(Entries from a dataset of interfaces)
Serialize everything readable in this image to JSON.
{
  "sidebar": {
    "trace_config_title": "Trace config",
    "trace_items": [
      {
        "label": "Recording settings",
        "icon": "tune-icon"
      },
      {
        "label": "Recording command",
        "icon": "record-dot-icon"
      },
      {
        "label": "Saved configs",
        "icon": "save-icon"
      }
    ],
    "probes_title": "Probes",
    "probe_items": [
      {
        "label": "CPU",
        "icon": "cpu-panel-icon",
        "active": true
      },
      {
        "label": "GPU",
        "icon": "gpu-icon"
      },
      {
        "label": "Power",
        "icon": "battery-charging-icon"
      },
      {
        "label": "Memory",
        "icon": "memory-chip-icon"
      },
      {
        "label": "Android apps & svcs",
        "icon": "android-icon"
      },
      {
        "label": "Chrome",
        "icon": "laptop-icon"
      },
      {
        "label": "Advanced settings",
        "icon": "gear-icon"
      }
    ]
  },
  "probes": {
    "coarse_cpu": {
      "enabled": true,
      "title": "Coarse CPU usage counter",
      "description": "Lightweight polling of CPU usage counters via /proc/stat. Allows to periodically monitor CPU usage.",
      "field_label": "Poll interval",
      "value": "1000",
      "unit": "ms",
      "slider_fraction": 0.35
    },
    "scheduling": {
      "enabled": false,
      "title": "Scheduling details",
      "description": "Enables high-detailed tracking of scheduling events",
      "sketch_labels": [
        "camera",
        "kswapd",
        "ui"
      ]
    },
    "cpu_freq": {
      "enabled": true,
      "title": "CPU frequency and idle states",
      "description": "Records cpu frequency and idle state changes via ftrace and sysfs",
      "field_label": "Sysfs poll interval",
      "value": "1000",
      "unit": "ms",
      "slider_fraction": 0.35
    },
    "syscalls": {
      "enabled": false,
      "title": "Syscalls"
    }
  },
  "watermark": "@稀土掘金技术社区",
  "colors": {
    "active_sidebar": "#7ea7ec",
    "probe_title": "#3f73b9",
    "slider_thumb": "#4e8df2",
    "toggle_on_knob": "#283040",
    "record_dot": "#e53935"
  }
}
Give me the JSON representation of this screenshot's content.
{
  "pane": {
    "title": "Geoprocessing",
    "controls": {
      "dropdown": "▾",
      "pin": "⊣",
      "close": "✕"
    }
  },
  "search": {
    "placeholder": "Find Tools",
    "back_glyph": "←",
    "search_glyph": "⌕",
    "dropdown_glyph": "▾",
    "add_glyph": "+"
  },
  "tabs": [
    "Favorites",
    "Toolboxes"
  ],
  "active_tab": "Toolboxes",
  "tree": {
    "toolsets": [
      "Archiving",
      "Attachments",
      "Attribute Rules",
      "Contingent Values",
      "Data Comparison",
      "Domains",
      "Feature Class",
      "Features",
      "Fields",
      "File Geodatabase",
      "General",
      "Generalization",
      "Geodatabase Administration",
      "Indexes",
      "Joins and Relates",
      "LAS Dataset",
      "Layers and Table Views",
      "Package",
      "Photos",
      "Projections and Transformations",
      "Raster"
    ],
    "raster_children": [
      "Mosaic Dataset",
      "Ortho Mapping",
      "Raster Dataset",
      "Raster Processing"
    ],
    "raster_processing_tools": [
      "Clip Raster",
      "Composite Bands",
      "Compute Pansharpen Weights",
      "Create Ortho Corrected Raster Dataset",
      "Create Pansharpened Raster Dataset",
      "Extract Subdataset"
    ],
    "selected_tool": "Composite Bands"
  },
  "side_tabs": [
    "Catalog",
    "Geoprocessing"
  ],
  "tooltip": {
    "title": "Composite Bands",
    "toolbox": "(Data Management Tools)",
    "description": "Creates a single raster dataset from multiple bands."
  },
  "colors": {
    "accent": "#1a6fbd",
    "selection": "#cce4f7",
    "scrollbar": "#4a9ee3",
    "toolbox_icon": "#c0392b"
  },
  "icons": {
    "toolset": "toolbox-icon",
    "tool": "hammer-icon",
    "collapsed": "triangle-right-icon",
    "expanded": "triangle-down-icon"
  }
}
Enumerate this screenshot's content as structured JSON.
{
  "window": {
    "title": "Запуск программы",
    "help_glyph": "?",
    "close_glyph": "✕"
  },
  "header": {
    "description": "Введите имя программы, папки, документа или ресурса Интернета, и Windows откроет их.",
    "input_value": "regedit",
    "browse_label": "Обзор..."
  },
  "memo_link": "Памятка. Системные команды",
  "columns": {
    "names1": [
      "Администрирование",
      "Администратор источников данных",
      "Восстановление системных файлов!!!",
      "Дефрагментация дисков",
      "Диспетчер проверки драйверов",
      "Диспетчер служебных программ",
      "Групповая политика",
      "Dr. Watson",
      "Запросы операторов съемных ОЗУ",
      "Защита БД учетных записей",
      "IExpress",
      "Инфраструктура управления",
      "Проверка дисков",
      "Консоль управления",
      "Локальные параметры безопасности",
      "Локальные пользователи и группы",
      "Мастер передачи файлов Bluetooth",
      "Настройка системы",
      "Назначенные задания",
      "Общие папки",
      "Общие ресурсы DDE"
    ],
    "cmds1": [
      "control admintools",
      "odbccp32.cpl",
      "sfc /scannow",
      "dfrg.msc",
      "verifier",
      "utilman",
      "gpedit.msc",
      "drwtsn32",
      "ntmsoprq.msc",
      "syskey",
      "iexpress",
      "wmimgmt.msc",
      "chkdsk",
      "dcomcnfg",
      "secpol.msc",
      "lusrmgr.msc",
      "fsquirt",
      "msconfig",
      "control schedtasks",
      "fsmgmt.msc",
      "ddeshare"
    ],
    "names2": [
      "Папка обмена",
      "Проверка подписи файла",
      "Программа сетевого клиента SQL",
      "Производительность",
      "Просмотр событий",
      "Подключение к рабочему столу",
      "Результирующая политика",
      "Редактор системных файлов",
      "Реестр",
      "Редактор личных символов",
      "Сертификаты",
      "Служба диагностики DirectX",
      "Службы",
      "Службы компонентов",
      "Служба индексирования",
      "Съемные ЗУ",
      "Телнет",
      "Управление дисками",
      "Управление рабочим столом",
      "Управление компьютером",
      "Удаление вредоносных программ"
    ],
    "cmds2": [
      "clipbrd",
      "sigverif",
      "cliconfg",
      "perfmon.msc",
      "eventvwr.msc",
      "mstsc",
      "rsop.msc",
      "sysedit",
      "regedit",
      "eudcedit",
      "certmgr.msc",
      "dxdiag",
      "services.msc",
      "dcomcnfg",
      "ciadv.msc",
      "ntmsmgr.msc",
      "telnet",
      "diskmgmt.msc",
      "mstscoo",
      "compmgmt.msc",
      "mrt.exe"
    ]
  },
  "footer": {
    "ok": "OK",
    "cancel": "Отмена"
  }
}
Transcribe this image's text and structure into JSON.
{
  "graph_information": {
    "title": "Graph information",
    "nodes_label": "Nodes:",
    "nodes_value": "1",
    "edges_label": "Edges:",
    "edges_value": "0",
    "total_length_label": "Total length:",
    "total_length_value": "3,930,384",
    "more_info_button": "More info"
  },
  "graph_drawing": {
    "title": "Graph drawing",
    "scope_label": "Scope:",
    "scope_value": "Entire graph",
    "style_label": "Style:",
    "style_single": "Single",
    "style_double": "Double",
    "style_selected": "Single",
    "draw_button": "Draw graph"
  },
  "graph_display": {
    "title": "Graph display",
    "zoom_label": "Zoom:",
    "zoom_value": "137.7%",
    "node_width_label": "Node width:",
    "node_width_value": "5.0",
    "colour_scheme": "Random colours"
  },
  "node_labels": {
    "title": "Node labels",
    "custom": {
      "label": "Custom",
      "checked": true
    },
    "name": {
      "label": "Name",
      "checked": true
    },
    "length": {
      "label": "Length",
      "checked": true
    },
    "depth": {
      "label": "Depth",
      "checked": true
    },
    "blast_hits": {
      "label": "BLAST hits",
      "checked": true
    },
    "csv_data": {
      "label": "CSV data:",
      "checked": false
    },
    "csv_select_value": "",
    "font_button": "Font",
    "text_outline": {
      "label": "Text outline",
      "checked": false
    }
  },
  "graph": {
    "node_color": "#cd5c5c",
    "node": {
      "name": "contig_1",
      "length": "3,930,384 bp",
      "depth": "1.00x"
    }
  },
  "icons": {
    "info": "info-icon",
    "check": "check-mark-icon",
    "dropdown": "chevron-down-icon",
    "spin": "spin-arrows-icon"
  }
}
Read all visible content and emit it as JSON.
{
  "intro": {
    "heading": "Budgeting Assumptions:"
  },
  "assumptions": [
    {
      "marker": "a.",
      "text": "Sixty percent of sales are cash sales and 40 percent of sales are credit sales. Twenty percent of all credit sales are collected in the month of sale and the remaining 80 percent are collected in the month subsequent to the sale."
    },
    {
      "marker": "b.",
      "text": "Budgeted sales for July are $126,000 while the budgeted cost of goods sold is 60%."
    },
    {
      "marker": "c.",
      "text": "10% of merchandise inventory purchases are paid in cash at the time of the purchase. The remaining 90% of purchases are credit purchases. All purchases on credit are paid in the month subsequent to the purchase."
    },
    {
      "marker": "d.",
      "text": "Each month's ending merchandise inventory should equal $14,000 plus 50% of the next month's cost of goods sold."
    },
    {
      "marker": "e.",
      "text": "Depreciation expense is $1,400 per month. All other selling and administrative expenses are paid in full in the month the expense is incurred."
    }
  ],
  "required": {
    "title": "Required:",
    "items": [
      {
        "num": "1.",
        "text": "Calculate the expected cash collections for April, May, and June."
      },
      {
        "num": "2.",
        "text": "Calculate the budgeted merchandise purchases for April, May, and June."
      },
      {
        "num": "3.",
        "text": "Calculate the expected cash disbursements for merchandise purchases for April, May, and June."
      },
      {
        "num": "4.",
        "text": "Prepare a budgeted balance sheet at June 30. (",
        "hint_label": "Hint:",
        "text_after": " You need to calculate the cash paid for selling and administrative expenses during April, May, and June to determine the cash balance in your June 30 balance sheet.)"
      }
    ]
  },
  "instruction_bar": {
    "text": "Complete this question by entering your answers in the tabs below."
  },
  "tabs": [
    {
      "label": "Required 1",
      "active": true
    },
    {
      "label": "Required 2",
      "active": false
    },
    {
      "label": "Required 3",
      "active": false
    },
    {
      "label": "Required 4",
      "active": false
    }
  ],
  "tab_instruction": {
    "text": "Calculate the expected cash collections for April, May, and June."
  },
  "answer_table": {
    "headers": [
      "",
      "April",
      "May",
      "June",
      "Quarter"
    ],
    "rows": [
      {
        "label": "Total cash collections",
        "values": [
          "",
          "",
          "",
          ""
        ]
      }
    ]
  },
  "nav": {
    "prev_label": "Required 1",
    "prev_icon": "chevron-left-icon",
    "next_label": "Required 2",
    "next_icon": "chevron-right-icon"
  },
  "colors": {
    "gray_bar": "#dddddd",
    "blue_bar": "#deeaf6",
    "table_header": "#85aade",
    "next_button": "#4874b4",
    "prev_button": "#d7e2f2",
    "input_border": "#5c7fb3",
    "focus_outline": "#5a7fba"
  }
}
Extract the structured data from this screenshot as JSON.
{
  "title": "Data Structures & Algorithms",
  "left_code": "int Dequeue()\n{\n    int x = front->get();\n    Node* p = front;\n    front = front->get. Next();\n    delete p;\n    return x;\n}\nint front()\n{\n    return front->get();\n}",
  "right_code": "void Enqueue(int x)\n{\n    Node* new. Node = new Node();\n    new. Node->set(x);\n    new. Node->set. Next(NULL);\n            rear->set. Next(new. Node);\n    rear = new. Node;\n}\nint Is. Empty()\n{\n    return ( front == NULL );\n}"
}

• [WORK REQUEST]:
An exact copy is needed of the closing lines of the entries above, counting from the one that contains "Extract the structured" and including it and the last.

• [ANSWER TO THIS TASK]:
Extract the structured data from this screenshot as JSON.
{
  "title": "Data Structures & Algorithms",
  "left_code": "int Dequeue()\n{\n    int x = front->get();\n    Node* p = front;\n    front = front->get. Next();\n    delete p;\n    return x;\n}\nint front()\n{\n    return front->get();\n}",
  "right_code": "void Enqueue(int x)\n{\n    Node* new. Node = new Node();\n    new. Node->set(x);\n    new. Node->set. Next(NULL);\n            rear->set. Next(new. Node);\n    rear = new. Node;\n}\nint Is. Empty()\n{\n    return ( front == NULL );\n}"
}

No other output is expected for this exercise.